• [DIRECTIONS]:
What lines of the data below hold the string "Leverage"? Copy each one.

BEGIN RAW DATA

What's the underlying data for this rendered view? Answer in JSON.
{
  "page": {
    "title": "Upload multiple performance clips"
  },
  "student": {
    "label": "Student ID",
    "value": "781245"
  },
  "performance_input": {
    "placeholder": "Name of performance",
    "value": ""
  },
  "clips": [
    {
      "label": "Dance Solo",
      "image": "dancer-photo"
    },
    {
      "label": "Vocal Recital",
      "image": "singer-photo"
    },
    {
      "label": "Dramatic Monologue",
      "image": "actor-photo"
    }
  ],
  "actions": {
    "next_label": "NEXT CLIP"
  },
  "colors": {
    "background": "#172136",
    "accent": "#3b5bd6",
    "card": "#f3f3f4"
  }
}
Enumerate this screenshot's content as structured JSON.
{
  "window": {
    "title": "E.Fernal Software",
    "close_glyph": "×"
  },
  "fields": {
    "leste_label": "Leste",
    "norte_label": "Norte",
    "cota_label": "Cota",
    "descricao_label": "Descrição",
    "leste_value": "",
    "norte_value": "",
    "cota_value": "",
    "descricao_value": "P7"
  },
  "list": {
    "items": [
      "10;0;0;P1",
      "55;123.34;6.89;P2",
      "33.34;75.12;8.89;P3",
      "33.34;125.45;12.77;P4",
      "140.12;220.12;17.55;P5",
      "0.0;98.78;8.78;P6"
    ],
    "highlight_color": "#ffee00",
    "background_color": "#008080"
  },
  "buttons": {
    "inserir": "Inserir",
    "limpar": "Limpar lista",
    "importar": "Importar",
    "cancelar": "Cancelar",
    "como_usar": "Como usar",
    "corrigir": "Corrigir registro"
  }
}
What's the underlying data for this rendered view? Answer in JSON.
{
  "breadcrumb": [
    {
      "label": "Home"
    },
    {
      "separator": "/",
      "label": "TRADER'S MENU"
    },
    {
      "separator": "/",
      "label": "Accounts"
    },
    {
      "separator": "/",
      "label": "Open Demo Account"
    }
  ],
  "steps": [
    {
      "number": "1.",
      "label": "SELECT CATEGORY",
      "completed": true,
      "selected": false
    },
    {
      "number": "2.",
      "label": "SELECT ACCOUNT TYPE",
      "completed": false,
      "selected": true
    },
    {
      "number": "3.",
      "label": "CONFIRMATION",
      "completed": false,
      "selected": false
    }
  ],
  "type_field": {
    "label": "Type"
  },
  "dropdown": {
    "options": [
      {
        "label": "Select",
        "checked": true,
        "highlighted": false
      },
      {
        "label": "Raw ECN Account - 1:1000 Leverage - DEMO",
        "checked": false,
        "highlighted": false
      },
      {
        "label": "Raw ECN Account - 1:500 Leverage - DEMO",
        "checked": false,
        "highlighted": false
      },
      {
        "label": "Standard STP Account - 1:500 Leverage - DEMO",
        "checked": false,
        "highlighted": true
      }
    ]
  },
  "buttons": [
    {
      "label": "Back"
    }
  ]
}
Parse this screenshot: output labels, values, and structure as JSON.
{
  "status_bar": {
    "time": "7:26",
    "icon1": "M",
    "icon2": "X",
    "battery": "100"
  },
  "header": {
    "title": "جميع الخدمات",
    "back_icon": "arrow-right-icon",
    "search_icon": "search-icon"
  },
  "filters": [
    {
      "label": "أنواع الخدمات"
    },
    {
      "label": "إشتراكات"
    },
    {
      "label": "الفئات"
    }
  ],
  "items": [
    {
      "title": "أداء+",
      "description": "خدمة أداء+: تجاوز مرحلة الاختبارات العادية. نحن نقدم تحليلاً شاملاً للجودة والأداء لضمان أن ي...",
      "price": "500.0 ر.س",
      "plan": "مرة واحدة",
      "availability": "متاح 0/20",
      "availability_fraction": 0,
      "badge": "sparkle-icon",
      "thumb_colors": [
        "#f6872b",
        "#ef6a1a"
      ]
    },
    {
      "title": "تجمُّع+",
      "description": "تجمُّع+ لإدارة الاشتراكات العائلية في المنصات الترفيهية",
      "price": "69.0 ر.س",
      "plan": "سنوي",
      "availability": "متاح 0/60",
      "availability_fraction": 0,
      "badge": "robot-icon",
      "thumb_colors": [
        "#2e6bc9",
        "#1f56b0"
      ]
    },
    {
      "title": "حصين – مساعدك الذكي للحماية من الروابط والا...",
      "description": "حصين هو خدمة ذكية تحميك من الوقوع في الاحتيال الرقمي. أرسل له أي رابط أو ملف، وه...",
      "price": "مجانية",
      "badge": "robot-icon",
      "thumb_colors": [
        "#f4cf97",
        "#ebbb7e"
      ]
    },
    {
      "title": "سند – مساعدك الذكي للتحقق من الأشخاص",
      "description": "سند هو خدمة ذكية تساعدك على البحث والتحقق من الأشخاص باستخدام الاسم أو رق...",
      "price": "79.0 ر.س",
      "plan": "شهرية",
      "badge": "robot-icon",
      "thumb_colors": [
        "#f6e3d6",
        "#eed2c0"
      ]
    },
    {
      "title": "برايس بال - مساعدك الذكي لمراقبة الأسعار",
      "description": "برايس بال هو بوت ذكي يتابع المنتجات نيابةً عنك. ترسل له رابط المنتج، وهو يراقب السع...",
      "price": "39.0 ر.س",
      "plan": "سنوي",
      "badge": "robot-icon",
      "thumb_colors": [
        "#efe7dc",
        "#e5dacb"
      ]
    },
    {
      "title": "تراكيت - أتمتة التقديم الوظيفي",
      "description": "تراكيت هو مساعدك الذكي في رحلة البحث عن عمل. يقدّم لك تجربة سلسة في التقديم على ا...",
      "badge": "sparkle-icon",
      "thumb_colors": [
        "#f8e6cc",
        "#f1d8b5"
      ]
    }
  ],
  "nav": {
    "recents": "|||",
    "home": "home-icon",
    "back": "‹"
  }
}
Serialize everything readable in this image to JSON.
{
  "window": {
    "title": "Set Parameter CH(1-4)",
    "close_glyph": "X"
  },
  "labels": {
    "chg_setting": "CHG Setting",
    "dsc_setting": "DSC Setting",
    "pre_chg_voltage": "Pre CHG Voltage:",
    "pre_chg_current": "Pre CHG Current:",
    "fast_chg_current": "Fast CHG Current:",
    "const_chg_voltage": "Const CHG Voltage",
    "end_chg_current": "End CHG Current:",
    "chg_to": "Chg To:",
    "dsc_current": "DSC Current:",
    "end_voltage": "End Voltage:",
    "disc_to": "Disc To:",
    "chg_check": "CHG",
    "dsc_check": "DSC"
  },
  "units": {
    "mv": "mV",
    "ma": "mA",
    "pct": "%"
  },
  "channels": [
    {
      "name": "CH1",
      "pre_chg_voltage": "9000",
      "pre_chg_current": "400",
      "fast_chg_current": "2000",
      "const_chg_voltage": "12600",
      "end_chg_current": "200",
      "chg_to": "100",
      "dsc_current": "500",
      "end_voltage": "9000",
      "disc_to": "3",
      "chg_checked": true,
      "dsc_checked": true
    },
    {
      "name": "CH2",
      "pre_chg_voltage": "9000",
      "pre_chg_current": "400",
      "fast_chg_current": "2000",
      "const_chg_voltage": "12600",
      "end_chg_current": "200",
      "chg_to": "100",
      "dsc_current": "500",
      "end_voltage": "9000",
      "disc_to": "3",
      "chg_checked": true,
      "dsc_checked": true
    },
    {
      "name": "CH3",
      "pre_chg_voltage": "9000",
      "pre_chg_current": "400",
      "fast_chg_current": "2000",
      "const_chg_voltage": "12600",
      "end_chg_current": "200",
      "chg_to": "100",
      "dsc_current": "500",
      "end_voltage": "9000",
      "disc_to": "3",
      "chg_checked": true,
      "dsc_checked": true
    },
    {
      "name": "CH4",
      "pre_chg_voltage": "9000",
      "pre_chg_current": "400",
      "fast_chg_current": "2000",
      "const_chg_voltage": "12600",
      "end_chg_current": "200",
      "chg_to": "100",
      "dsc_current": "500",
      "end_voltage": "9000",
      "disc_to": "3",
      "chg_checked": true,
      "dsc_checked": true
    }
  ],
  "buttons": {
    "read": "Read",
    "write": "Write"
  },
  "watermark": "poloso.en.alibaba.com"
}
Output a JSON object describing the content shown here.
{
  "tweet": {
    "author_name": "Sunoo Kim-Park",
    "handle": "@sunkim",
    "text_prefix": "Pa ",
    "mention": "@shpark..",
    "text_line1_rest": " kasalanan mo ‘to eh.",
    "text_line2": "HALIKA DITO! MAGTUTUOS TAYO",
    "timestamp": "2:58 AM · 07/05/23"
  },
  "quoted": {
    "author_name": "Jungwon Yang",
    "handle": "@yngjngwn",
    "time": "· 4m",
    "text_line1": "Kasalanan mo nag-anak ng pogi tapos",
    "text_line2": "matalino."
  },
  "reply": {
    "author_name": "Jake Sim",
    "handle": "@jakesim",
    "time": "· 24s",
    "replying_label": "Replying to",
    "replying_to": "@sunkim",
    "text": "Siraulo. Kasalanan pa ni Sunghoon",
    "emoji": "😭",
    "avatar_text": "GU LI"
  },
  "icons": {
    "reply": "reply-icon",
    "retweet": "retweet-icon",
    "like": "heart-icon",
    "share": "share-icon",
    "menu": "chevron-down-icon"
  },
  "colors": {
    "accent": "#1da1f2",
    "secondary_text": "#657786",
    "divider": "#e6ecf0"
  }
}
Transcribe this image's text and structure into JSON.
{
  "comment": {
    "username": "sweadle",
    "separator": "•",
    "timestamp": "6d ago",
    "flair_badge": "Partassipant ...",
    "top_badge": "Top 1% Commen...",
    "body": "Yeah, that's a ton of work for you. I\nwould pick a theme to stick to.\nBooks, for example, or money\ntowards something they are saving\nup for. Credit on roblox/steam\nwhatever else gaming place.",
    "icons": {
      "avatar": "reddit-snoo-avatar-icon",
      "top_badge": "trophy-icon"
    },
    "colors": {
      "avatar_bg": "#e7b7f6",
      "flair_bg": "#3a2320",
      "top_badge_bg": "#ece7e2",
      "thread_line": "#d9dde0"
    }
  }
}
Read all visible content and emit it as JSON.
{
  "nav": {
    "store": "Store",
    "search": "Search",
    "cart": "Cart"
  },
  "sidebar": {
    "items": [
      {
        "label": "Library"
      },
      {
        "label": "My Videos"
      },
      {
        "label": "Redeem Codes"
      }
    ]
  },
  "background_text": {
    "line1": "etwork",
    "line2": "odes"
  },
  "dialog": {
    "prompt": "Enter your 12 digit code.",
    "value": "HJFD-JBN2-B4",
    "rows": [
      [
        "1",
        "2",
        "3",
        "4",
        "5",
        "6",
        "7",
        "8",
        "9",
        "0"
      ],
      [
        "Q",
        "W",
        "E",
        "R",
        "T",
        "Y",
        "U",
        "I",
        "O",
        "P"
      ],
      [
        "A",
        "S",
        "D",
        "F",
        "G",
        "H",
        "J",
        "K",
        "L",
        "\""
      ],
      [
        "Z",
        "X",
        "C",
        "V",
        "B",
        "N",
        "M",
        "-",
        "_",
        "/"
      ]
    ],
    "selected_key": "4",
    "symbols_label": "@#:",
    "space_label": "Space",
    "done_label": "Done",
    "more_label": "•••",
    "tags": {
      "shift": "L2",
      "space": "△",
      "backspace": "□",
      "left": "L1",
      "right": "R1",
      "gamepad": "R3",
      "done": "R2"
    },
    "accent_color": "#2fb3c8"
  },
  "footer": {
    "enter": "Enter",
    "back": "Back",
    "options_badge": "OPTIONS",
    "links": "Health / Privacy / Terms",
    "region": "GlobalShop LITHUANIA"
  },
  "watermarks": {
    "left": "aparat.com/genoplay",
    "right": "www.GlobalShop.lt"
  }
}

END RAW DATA

• [TASK RESPONSE]:
        "label": "Raw ECN Account - 1:1000 Leverage - DEMO",
        "label": "Raw ECN Account - 1:500 Leverage - DEMO",
        "label": "Standard STP Account - 1:500 Leverage - DEMO",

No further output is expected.